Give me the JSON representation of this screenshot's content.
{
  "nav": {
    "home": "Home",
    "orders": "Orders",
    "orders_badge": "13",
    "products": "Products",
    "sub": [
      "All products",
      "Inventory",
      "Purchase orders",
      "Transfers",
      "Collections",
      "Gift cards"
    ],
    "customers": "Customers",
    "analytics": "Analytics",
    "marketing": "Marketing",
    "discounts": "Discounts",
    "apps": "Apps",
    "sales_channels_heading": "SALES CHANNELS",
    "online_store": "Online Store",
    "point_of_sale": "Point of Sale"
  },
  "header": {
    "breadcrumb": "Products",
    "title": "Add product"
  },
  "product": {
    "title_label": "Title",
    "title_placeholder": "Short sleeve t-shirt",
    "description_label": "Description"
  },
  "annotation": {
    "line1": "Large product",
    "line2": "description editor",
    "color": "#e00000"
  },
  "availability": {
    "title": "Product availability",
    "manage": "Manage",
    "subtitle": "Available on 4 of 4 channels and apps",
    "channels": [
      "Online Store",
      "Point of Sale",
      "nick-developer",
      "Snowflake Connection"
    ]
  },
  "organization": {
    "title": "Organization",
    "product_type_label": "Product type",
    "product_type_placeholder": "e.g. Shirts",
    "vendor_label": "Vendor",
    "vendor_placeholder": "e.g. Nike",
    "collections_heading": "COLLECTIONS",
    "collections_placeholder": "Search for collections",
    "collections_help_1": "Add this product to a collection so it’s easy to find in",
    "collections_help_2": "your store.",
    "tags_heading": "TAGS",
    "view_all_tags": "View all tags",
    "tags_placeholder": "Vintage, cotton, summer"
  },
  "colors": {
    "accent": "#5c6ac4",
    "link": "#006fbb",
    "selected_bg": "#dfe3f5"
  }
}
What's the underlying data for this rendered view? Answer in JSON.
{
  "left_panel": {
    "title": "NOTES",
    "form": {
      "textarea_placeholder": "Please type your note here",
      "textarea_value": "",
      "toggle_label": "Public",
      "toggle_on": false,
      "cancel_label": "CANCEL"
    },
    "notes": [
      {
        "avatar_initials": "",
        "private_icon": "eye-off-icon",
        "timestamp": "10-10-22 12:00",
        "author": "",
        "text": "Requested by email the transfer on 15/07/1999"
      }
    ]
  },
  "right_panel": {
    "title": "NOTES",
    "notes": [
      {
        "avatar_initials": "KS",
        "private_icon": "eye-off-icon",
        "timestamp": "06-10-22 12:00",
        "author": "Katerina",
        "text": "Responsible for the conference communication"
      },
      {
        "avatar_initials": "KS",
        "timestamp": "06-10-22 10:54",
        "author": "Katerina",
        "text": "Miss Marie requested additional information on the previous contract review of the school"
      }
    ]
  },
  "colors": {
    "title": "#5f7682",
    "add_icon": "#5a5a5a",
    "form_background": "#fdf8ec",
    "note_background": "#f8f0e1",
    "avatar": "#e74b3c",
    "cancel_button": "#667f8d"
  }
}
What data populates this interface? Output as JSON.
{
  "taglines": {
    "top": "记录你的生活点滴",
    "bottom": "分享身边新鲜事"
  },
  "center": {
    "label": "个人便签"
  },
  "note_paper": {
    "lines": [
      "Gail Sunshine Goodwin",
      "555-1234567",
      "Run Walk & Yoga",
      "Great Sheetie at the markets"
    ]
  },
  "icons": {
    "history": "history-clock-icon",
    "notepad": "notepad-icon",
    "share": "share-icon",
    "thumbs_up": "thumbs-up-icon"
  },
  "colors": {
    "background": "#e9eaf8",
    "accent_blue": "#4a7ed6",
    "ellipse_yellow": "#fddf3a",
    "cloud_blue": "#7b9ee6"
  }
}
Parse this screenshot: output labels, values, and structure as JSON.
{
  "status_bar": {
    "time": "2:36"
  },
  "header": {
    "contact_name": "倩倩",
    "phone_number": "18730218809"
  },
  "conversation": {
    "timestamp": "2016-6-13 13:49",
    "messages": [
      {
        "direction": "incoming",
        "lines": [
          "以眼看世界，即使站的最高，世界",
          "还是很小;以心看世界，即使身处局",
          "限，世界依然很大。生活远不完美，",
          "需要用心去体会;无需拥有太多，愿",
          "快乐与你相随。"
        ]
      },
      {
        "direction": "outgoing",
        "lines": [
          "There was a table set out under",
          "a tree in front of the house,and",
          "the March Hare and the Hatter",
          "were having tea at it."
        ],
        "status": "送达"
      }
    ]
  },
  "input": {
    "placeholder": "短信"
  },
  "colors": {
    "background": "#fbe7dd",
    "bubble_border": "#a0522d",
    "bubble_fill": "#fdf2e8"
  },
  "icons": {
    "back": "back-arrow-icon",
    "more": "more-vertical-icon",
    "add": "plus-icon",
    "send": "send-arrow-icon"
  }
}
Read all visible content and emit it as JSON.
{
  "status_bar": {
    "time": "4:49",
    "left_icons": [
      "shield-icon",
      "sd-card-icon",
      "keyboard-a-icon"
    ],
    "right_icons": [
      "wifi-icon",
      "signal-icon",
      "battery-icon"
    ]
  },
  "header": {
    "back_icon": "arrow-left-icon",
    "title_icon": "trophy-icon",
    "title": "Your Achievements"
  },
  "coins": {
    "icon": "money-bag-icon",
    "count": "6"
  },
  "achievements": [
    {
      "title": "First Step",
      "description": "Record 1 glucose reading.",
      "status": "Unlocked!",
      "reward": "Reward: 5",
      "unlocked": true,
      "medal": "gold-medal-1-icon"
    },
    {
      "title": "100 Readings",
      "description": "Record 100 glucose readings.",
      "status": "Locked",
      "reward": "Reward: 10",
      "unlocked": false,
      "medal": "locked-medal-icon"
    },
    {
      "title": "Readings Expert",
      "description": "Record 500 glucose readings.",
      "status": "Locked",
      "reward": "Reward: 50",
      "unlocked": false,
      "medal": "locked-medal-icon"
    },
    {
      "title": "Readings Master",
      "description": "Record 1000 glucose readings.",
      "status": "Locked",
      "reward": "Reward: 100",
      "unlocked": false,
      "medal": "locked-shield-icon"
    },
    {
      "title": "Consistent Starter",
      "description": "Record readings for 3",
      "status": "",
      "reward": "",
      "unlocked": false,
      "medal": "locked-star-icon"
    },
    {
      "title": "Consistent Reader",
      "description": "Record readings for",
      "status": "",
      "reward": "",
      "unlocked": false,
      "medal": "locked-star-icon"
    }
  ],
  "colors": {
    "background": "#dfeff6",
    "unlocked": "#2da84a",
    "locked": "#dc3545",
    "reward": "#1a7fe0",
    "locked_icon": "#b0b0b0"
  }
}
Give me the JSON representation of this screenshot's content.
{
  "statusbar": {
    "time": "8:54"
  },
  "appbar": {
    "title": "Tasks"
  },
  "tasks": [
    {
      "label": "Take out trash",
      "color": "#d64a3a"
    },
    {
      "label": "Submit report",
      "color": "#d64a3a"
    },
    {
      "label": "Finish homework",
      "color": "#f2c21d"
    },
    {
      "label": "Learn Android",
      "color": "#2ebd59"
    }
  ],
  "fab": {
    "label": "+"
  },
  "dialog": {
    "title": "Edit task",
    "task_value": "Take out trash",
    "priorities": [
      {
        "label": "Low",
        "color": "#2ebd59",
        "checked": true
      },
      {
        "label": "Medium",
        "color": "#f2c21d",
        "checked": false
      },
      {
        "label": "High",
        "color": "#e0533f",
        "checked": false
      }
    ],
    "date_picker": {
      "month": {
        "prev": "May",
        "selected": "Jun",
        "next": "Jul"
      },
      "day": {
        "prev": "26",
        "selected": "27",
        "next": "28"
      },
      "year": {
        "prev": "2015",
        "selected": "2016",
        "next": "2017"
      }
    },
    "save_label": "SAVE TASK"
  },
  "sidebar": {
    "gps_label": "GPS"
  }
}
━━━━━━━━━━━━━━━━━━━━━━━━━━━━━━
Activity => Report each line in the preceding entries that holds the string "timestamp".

Response for this exercise =>
        "timestamp": "10-10-22 12:00",
        "timestamp": "06-10-22 12:00",
        "timestamp": "06-10-22 10:54",
    "timestamp": "2016-6-13 13:49",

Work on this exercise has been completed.